are grotesque straw men arguments that no evolutionist would accept), I
agree that this is a reasonable expectation of evolution. Here are some
examples I have found that fulfill your prediction. (Let me know if you have
trouble finding any references for these.)
a. Cytochrome c, the key metabolic protein, also has an
important role in triggering apoptosis of mammalian cells.
b. Aconitase, the Krebs cycle protein, serves as an RNA
binding protein to regulate the expression of several proteins important in
controlling intestinal absorption and storage of iron
c. Beta-catenin, a component of cell membrane adherence
complexes, also serves in the nucleus as a transcriptional activator
d. Calreticulin, a calcium binding protein of sarcoplasmic
reticulum has many other functions, including as a molecular chaperone, and
various functions at the cell surface; and a fragment of the molecule acts
on endothelial cells as an anti-angiogenic factor
e. A laminin receptor originated from a ribosomal protein
that acquired a dual function
f. A component of the phenylalanine hydroxylase system known
as 4a-carbinolamiine dehydratase (which I studied as one of my first forays
into biochemical research) turns out to be identical to DCoH, a nuclear
transcriptional regulator of homeodomain proteins
g. Many metabolic enzymes have been co-opted to serve in the
vertebrate eye as lens crystallins
h. An antifreeze glycoprotein from cold-water-adapted fish
was "caught in the act" of evolving from trypsinogen
What we see here is a reasonable prediction of evolution (one you
made yourself) fulfilled by scientific evidence. These examples of
scientific evidence supporting evolution - like the many examples I
presented at my debate with Dr. Gish - explain why this theory is so well
accepted by the professional scientific community.
6. Young earth arguments. You are correct that I did not read the
article you recommended about ocean salt content; I never said that I did
read it. This article is outside my area of expertise (and I suspect that

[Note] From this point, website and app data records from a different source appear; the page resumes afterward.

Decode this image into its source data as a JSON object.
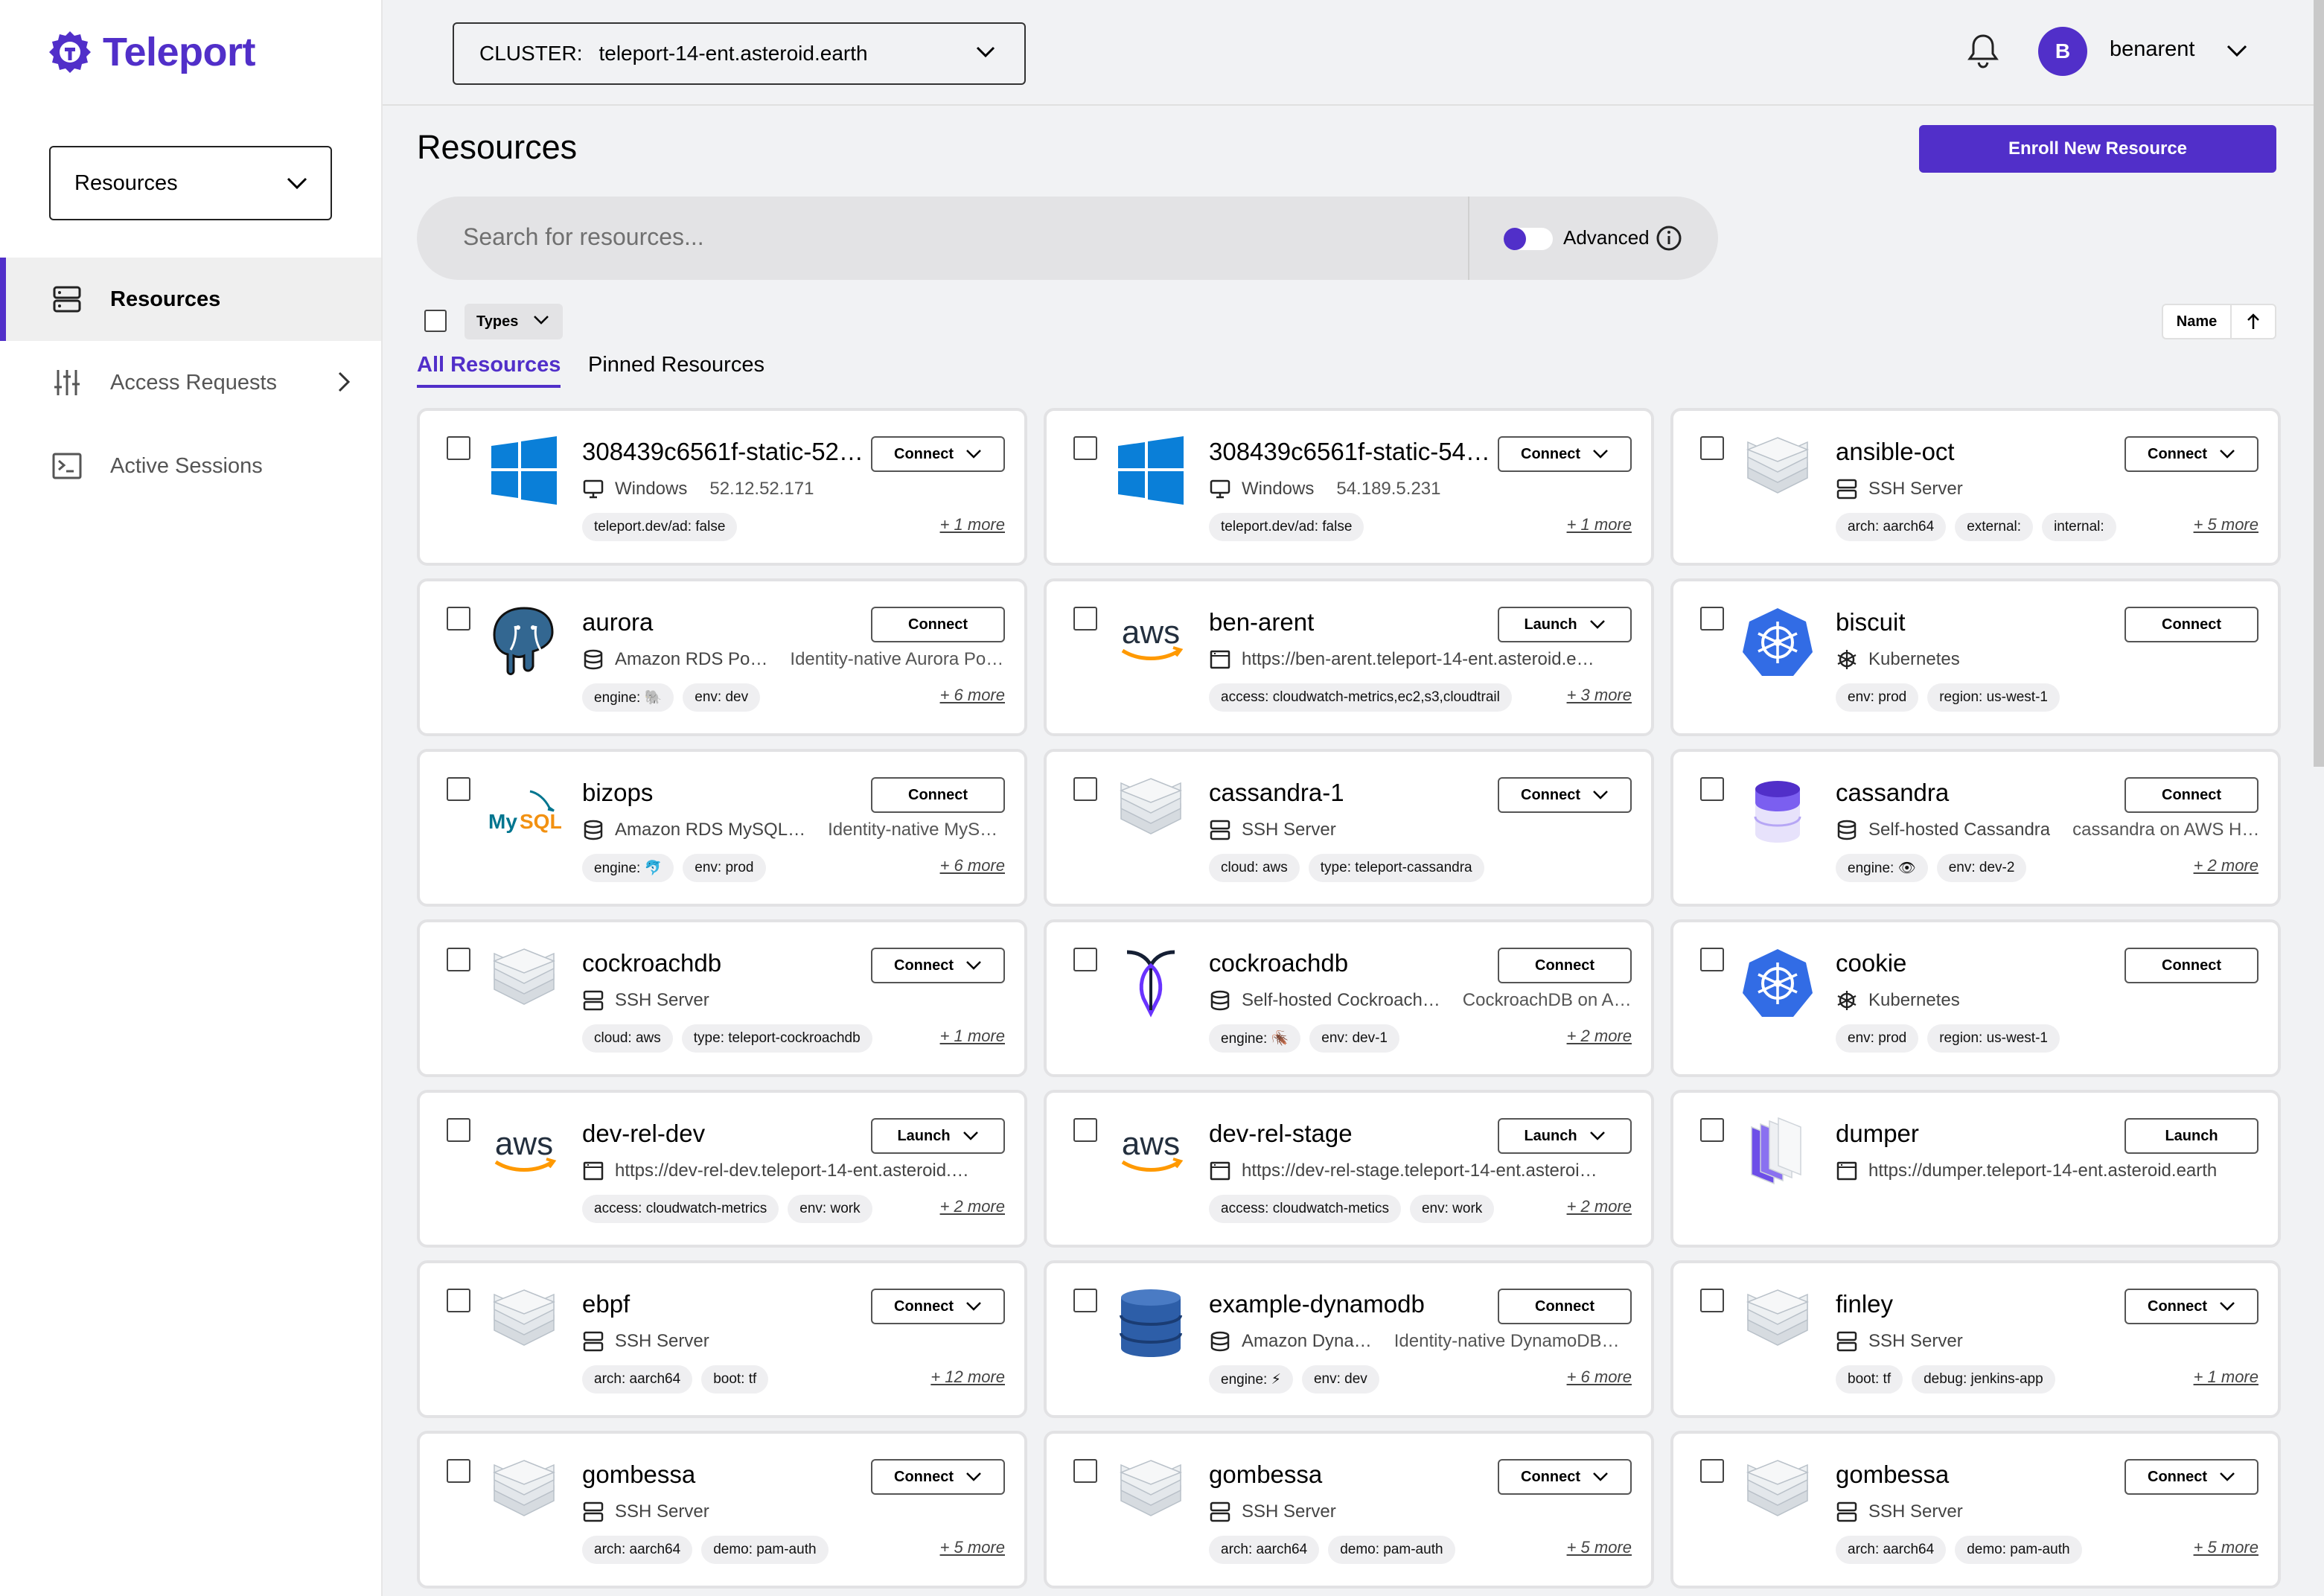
{
  "brand": {
    "name": "Teleport",
    "color": "#512fc9"
  },
  "sidebar": {
    "select_label": "Resources",
    "items": [
      {
        "label": "Resources",
        "icon": "server-icon",
        "active": true
      },
      {
        "label": "Access Requests",
        "icon": "sliders-icon",
        "active": false
      },
      {
        "label": "Active Sessions",
        "icon": "terminal-icon",
        "active": false
      }
    ]
  },
  "header": {
    "cluster_prefix": "CLUSTER:",
    "cluster_value": "teleport-14-ent.asteroid.earth",
    "avatar_initial": "B",
    "username": "benarent"
  },
  "page": {
    "title": "Resources",
    "enroll_button": "Enroll New Resource",
    "search_placeholder": "Search for resources...",
    "advanced_label": "Advanced",
    "types_label": "Types",
    "sort_label": "Name",
    "tabs": [
      "All Resources",
      "Pinned Resources"
    ]
  },
  "resources": [
    {
      "name": "308439c6561f-static-52-…",
      "icon": "windows-logo-icon",
      "button": "Connect",
      "dropdown": true,
      "type_icon": "desktop-icon",
      "type": "Windows",
      "detail": "52.12.52.171",
      "labels": [
        "teleport.dev/ad: false"
      ],
      "more": "+ 1 more"
    },
    {
      "name": "308439c6561f-static-54-…",
      "icon": "windows-logo-icon",
      "button": "Connect",
      "dropdown": true,
      "type_icon": "desktop-icon",
      "type": "Windows",
      "detail": "54.189.5.231",
      "labels": [
        "teleport.dev/ad: false"
      ],
      "more": "+ 1 more"
    },
    {
      "name": "ansible-oct",
      "icon": "server-stack-icon",
      "button": "Connect",
      "dropdown": true,
      "type_icon": "server-icon",
      "type": "SSH Server",
      "detail": "",
      "labels": [
        "arch: aarch64",
        "external:",
        "internal:"
      ],
      "more": "+ 5 more"
    },
    {
      "name": "aurora",
      "icon": "postgres-elephant-icon",
      "button": "Connect",
      "dropdown": false,
      "type_icon": "database-icon",
      "type": "Amazon RDS Po…",
      "detail": "Identity-native Aurora Po…",
      "labels": [
        "engine: 🐘",
        "env: dev"
      ],
      "more": "+ 6 more"
    },
    {
      "name": "ben-arent",
      "icon": "aws-logo-icon",
      "button": "Launch",
      "dropdown": true,
      "type_icon": "app-window-icon",
      "type": "https://ben-arent.teleport-14-ent.asteroid.e…",
      "detail": "",
      "labels": [
        "access: cloudwatch-metrics,ec2,s3,cloudtrail"
      ],
      "more": "+ 3 more"
    },
    {
      "name": "biscuit",
      "icon": "kubernetes-logo-icon",
      "button": "Connect",
      "dropdown": false,
      "type_icon": "kubernetes-icon",
      "type": "Kubernetes",
      "detail": "",
      "labels": [
        "env: prod",
        "region: us-west-1"
      ],
      "more": ""
    },
    {
      "name": "bizops",
      "icon": "mysql-logo-icon",
      "button": "Connect",
      "dropdown": false,
      "type_icon": "database-icon",
      "type": "Amazon RDS MySQL…",
      "detail": "Identity-native MyS…",
      "labels": [
        "engine: 🐬",
        "env: prod"
      ],
      "more": "+ 6 more"
    },
    {
      "name": "cassandra-1",
      "icon": "server-stack-icon",
      "button": "Connect",
      "dropdown": true,
      "type_icon": "server-icon",
      "type": "SSH Server",
      "detail": "",
      "labels": [
        "cloud: aws",
        "type: teleport-cassandra"
      ],
      "more": ""
    },
    {
      "name": "cassandra",
      "icon": "database-cylinder-icon",
      "button": "Connect",
      "dropdown": false,
      "type_icon": "database-icon",
      "type": "Self-hosted Cassandra",
      "detail": "cassandra on AWS Host",
      "labels": [
        "engine: 👁",
        "env: dev-2"
      ],
      "more": "+ 2 more"
    },
    {
      "name": "cockroachdb",
      "icon": "server-stack-icon",
      "button": "Connect",
      "dropdown": true,
      "type_icon": "server-icon",
      "type": "SSH Server",
      "detail": "",
      "labels": [
        "cloud: aws",
        "type: teleport-cockroachdb"
      ],
      "more": "+ 1 more"
    },
    {
      "name": "cockroachdb",
      "icon": "cockroach-logo-icon",
      "button": "Connect",
      "dropdown": false,
      "type_icon": "database-icon",
      "type": "Self-hosted Cockroach…",
      "detail": "CockroachDB on A…",
      "labels": [
        "engine: 🪳",
        "env: dev-1"
      ],
      "more": "+ 2 more"
    },
    {
      "name": "cookie",
      "icon": "kubernetes-logo-icon",
      "button": "Connect",
      "dropdown": false,
      "type_icon": "kubernetes-icon",
      "type": "Kubernetes",
      "detail": "",
      "labels": [
        "env: prod",
        "region: us-west-1"
      ],
      "more": ""
    },
    {
      "name": "dev-rel-dev",
      "icon": "aws-logo-icon",
      "button": "Launch",
      "dropdown": true,
      "type_icon": "app-window-icon",
      "type": "https://dev-rel-dev.teleport-14-ent.asteroid.…",
      "detail": "",
      "labels": [
        "access: cloudwatch-metrics",
        "env: work"
      ],
      "more": "+ 2 more"
    },
    {
      "name": "dev-rel-stage",
      "icon": "aws-logo-icon",
      "button": "Launch",
      "dropdown": true,
      "type_icon": "app-window-icon",
      "type": "https://dev-rel-stage.teleport-14-ent.asteroi…",
      "detail": "",
      "labels": [
        "access: cloudwatch-metics",
        "env: work"
      ],
      "more": "+ 2 more"
    },
    {
      "name": "dumper",
      "icon": "app-stack-icon",
      "button": "Launch",
      "dropdown": false,
      "type_icon": "app-window-icon",
      "type": "https://dumper.teleport-14-ent.asteroid.earth",
      "detail": "",
      "labels": [],
      "more": ""
    },
    {
      "name": "ebpf",
      "icon": "server-stack-icon",
      "button": "Connect",
      "dropdown": true,
      "type_icon": "server-icon",
      "type": "SSH Server",
      "detail": "",
      "labels": [
        "arch: aarch64",
        "boot: tf"
      ],
      "more": "+ 12 more"
    },
    {
      "name": "example-dynamodb",
      "icon": "dynamodb-logo-icon",
      "button": "Connect",
      "dropdown": false,
      "type_icon": "database-icon",
      "type": "Amazon Dyna…",
      "detail": "Identity-native DynamoDB…",
      "labels": [
        "engine: ⚡",
        "env: dev"
      ],
      "more": "+ 6 more"
    },
    {
      "name": "finley",
      "icon": "server-stack-icon",
      "button": "Connect",
      "dropdown": true,
      "type_icon": "server-icon",
      "type": "SSH Server",
      "detail": "",
      "labels": [
        "boot: tf",
        "debug: jenkins-app"
      ],
      "more": "+ 1 more"
    },
    {
      "name": "gombessa",
      "icon": "server-stack-icon",
      "button": "Connect",
      "dropdown": true,
      "type_icon": "server-icon",
      "type": "SSH Server",
      "detail": "",
      "labels": [
        "arch: aarch64",
        "demo: pam-auth"
      ],
      "more": "+ 5 more"
    },
    {
      "name": "gombessa",
      "icon": "server-stack-icon",
      "button": "Connect",
      "dropdown": true,
      "type_icon": "server-icon",
      "type": "SSH Server",
      "detail": "",
      "labels": [
        "arch: aarch64",
        "demo: pam-auth"
      ],
      "more": "+ 5 more"
    },
    {
      "name": "gombessa",
      "icon": "server-stack-icon",
      "button": "Connect",
      "dropdown": true,
      "type_icon": "server-icon",
      "type": "SSH Server",
      "detail": "",
      "labels": [
        "arch: aarch64",
        "demo: pam-auth"
      ],
      "more": "+ 5 more"
    }
  ]
}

it is outside yours as well). I only offered general criticisms that I have
heard about young earth arguments based on ocean solute concentrations.
While your responses totally miss my points, I don't have time to debate

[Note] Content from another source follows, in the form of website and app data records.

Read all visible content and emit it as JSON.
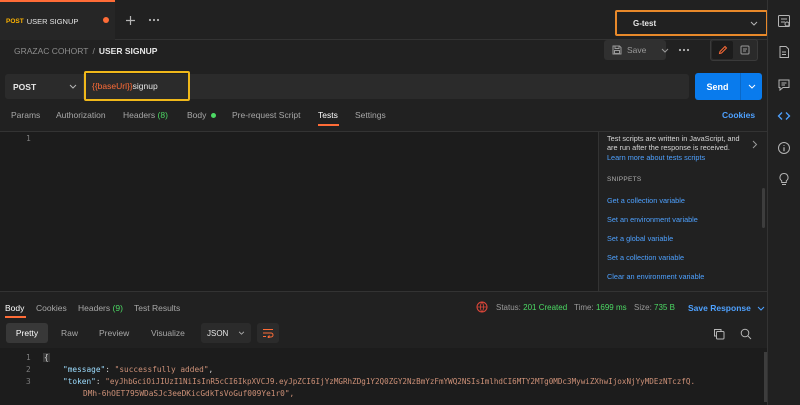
{
  "tab": {
    "method": "POST",
    "title": "USER SIGNUP"
  },
  "environment": {
    "name": "G-test"
  },
  "breadcrumb": {
    "collection": "GRAZAC COHORT",
    "separator": "/",
    "request": "USER SIGNUP"
  },
  "toolbar": {
    "save_label": "Save"
  },
  "request": {
    "method": "POST",
    "url_variable": "{{baseUrl}}",
    "url_path": "signup",
    "send_label": "Send"
  },
  "request_tabs": {
    "params": "Params",
    "authorization": "Authorization",
    "headers": "Headers",
    "headers_count": "(8)",
    "body": "Body",
    "pre_request": "Pre-request Script",
    "tests": "Tests",
    "settings": "Settings",
    "cookies": "Cookies"
  },
  "editor": {
    "line1": "1"
  },
  "side_panel": {
    "description": "Test scripts are written in JavaScript, and are run after the response is received.",
    "learn_more": "Learn more about tests scripts",
    "snippets_heading": "SNIPPETS",
    "snippets": [
      "Get a collection variable",
      "Set an environment variable",
      "Set a global variable",
      "Set a collection variable",
      "Clear an environment variable"
    ]
  },
  "response_tabs": {
    "body": "Body",
    "cookies": "Cookies",
    "headers": "Headers",
    "headers_count": "(9)",
    "test_results": "Test Results"
  },
  "response_status": {
    "status_label": "Status:",
    "status_value": "201 Created",
    "time_label": "Time:",
    "time_value": "1699 ms",
    "size_label": "Size:",
    "size_value": "735 B",
    "save_response": "Save Response"
  },
  "format": {
    "pretty": "Pretty",
    "raw": "Raw",
    "preview": "Preview",
    "visualize": "Visualize",
    "type": "JSON"
  },
  "response_body": {
    "lines": [
      "1",
      "2",
      "3"
    ],
    "open_brace": "{",
    "message_key": "\"message\"",
    "message_value": "\"successfully added\"",
    "token_key": "\"token\"",
    "token_value_1": "\"eyJhbGciOiJIUzI1NiIsInR5cCI6IkpXVCJ9.eyJpZCI6IjYzMGRhZDg1Y2Q0ZGY2NzBmYzFmYWQ2NSIsImlhdCI6MTY2MTg0MDc3MywiZXhwIjoxNjYyMDEzNTczfQ.",
    "token_value_2": "DMh-6hOET795WDaSJc3eeDKicGdkTsVoGuf009Ye1r0\","
  },
  "colors": {
    "accent": "#ff6c37",
    "send_blue": "#097bed",
    "link_blue": "#4ea1ff",
    "status_green": "#4cd964",
    "highlight_yellow": "#f0b81a",
    "env_highlight": "#e8892a"
  }
}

topics so far out of my field. You seem quite happy to challenge experts in
fields you have no training in (like Dr. Harvey on thermodynamics), so if
you want to debate this topic perhaps you can challenge the authors of the
Websites I referred you to in our last exchange.
In response to the last comments in your critique, let me reiterate that I
agree that there are quite reasonable Scriptural reasons for rejecting
evolution. As for scientific reasons, I agree that there could
theoretically be good scientific reasons for rejecting evolution, and I hope
you agree that in principle it is possible for some anti-evolution arguments
to be invalid. The scientific merits of arguments that purport to be
scientific rest on their scientific scholarship, not on their conclusion. I
have merely been pointing out flaws in many anti-evolution arguments,
without addressing whether the ultimate truth is closer to evolution or
creation (e.g. I have never claimed that evolution is a "fact"). Naturally,
I am not pleased at your implication that my position is "wicked," or
reflects "spiritual blindness."
Best wishes and farewell,